-- DATA TO USE follows --

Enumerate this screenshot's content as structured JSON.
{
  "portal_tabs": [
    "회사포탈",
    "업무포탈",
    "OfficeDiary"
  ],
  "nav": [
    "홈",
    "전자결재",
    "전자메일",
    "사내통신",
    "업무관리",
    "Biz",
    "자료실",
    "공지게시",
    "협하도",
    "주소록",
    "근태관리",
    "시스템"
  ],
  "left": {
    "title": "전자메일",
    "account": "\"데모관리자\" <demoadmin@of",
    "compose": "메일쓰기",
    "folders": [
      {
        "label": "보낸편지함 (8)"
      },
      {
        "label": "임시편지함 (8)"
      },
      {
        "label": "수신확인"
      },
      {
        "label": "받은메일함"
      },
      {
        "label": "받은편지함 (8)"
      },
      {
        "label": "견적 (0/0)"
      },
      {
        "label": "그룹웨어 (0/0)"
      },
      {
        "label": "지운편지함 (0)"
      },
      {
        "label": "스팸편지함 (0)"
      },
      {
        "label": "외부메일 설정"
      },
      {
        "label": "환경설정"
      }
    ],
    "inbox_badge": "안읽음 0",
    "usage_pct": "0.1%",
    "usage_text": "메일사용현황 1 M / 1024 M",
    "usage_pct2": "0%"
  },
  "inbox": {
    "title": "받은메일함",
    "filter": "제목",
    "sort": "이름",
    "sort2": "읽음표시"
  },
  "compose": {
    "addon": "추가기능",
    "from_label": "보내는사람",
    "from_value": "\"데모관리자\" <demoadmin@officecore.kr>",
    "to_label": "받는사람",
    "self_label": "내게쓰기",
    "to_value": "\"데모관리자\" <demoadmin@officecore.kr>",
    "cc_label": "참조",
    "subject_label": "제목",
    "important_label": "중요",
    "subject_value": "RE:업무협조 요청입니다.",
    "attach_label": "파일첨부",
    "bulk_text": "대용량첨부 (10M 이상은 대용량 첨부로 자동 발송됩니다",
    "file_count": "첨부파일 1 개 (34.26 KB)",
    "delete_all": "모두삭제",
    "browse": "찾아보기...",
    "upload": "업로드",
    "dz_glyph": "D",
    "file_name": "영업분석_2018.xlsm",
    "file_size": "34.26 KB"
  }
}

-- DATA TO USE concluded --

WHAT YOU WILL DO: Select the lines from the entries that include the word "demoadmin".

ANSWER FOR THIS EXERCISE:
    "account": "\"데모관리자\" <demoadmin@of",
    "from_value": "\"데모관리자\" <demoadmin@officecore.kr>",
    "to_value": "\"데모관리자\" <demoadmin@officecore.kr>",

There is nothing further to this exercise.